The susceptibility of rainbow trout Oncorhynchus mykiss to infection with various isolates of viral haemorrhagic septicaemia virus (VHSV) was examined. A total of 8 experiments with rainbow trout ranging from 0.6 to 6.2 g was conducted for 139 isolates originating from wild marine fishes in European waters (115 isolates), farmed turbot from Scotland and Ireland (2 isolates), and farmed rainbow trout (22 isolates). The isolates were tested by immersion and/or intraperitoneal injection either as pooled or single isolates. The isolates from wild marine fishes did not cause mortality by immersion while some of the isolates caused mortality when injected. All VHSV isolates from farmed rainbow trout caused significant mortality by immersion. Currently, pathogenicity trials are the only way to differentiate VHSV isolates from wild marine fishes and farmed rainbow trout. The 2 farmed turbot isolates did not cause mortality by immersion, supporting the view that they originated from the marine environment. (+info)
(7/29) Experimental horizontal transmission of viral hemorrhagic septicemia virus (VHSV) in Japanese flounder Paralichthys olivaceus.
Infection by viral hemorrhagic septicemia virus (VHSV) has recently occurred among wild and farmed Japanese flounder Paralichthys olivaceus in Japan. In the present study, horizontal transmission of VHSV among Japanese flounder was experimentally demonstrated by immersion challenge. Exposure to a flounder isolate (Obama25) of VHSV revealed a dose-response, with higher mortality (81 and 70%) at the 2 higher exposure levels (6.0 and 4.0 log10 TCID50 ml(-1)). In a second experiment, high titers of VHSV were expressed from moribund and dead flounder based on virus detection in holding-tank waters 2 to 3 d prior to death of the fish and 1 d after death. The virus could not be detected in tank waters 2 d after death.
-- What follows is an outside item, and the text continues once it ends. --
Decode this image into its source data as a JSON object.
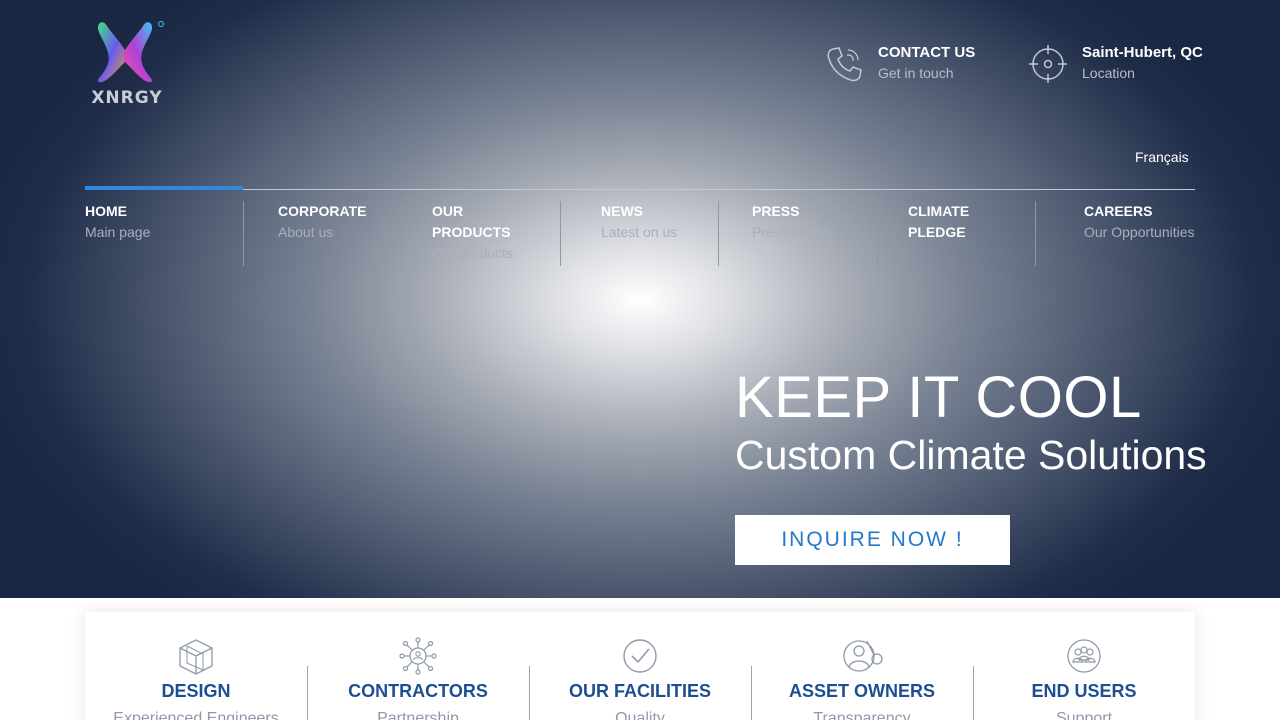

Finally, a third cohabitation experiment in small tanks demonstrated horizontal transmission of VHSV from experimentally infected to uninfected fish. (+info)
(8/29) Sequential pathology after experimental infection with marine viral hemorrhagic septicemia virus isolates of low and high virulence in turbot (Scophthalmus maximus L).
Three marine viral hemorrhagic septicemia virus isolates were used to bath challenge turbot with the purpose of studying mortality and the pathology and antigen distribution over time. Two high-virulence isolates, 860/94, 4p168 and a low-virulence isolate 1p3 from a Baltic Sea herring were used. Organ samples were collected sequentially at 2, 4, 7, 10, 15, 20, 25, and 45 days postinfection. Specimens were processed for virology, histopathology, and immunohistochemistry. Organs during the early stages of infection (from 2 to 7 days) had virus isolation from all three groups only on day 7. Virus titer in kidney and heart sampled at day 25 was higher for the two virulent isolates compared with the low-virulence isolate. The viral distribution in situ of the two more virulent isolates from turbot (860/94) and herring (4p168) resembled viral hemorrhagic septicemia in rainbow trout with regard to the target organs. Early infection of endothelial cells in both kidney and heart was observed. Accumulated mean mortality was 41.5% for the turbot isolate 860/94, 48% for the herring isolate 4p168, and 3.5% for the herring isolate 1p3. This study revealed that the isolates from turbot (860/94) and herring (4p168) induced significantly higher mortality compared with the virus-free control and the herring isolate (1p3). The onset of mortality is markedly later in turbot compared with what is seen in rainbow trout. (+info)